We are all familiar with the sting of sunburn, but did you know that UV radiation, affects the immune system? Ultraviolet radiation, especially UVB, creates inflammation which leads to reactive oxygen species, which most of us know as free radicals. These free radicals play a central role in accelerating aging, causing loss of firmness and elasticity of our cells. These scavengers leave skin appearing rough, leathery, wrinkled, with uneven pigmentation and at worst skin cancer.

Enter antioxidants. Plentiful in whole, unprocessed foods, antioxidants are believed to protect the skin in multiple ways. Eating tomato paste, which is high in lutein increases tolerance to UV radiation thus reducing sunburn. When Vitamin E is combined with Vitamin C, these nutrients provide protection by increasing sunburn threshold. Polyphenols are found in cocoa, tea, and citrus fruits. They act as enzyme inhibitors, reducing inflammation that may enhance skin cancers. Over a decade ago, Wang et al reported that rats fed green tea polyphenols, experienced fewer UVB related skin tumors (Carcinogenesis 1991, 12:1527-30.)

Having a diet high in the wrong kind of fat may also encourage skin cancers. Diets high in omega 6 fatty acids have been associated with higher rates of squamous cell carcinoma. In a study by Rhodes, et al, receiving high doses of the essential omega 3 fatty acid, EPA (ecosapentaenoic acid) doubled the time before skin became burned (Carcinogenesis, 2003; 24:919-25). Unfortunately, our diets are largely out of balance when it comes to healthy fats. Our modern diets provide a ratio of omega 6 to omega 3 of 10:1. To achieve a healthy 4:1 ratio, reduce the amount of snack and prepared foods that contain canola, soy, sunflower, corn, and safflower oils which are high in omega 6 fats. Replace them with foods high in omega 3 such as nuts, fish, olive oil and avocado and use only use grape seed and olive oils in the kitchen.

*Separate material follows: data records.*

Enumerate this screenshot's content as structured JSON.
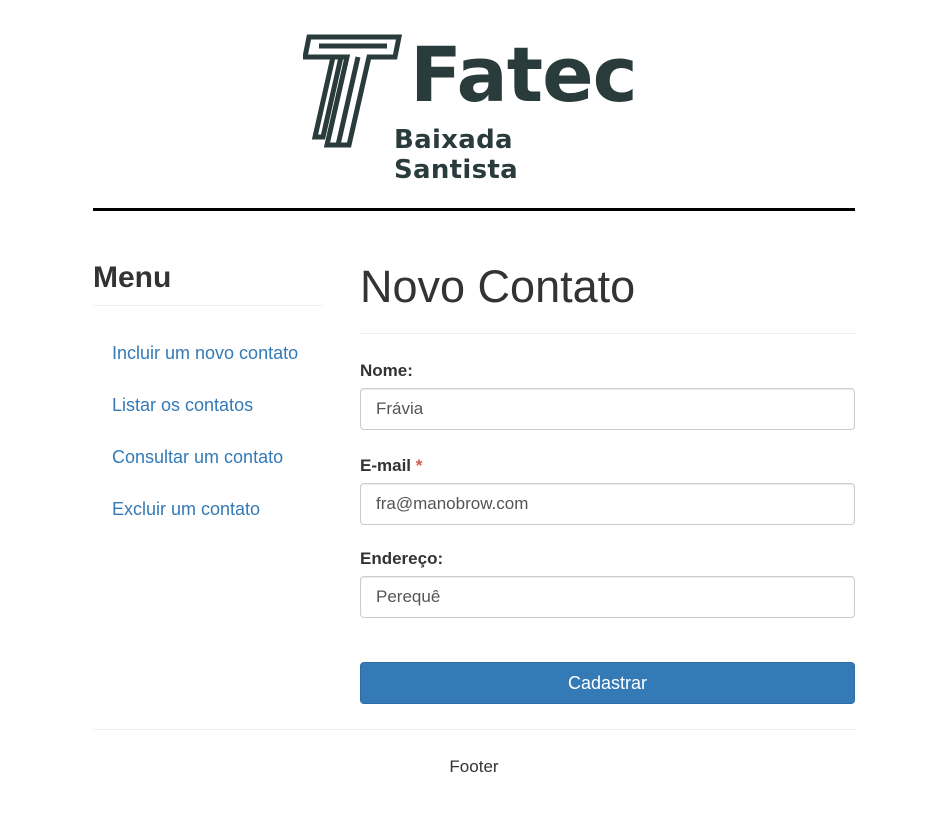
{
  "brand": {
    "name": "Fatec",
    "subtitle": "Baixada Santista",
    "logo_icon": "fatec-logo-mark",
    "color": "#2a3b3c"
  },
  "sidebar": {
    "title": "Menu",
    "items": [
      {
        "label": "Incluir um novo contato"
      },
      {
        "label": "Listar os contatos"
      },
      {
        "label": "Consultar um contato"
      },
      {
        "label": "Excluir um contato"
      }
    ],
    "link_color": "#337ab7"
  },
  "main": {
    "title": "Novo Contato",
    "form": {
      "name_label": "Nome:",
      "name_value": "Frávia",
      "email_label": "E-mail",
      "email_required": "*",
      "email_value": "fra@manobrow.com",
      "address_label": "Endereço:",
      "address_value": "Perequê",
      "submit_label": "Cadastrar"
    },
    "button_color": "#337ab7"
  },
  "footer": {
    "text": "Footer"
  }
}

Unfortunately you can’t get this phyto-protection overnight. Your diet must be rich in these nutrients for at least eight to ten weeks to receive the benefits, and of course, diet alone is not your best defense. A topical sunscreen is imperative to adequate sun protection, and some contain green tea or beta carotene which benefits the skin topically as well as inside the body. But for the time when sunscreen fails, or you just push the sun time a bit longer than you should, it’s nice knowing you have the backup of an antioxidant rich diet providing powerful damage control.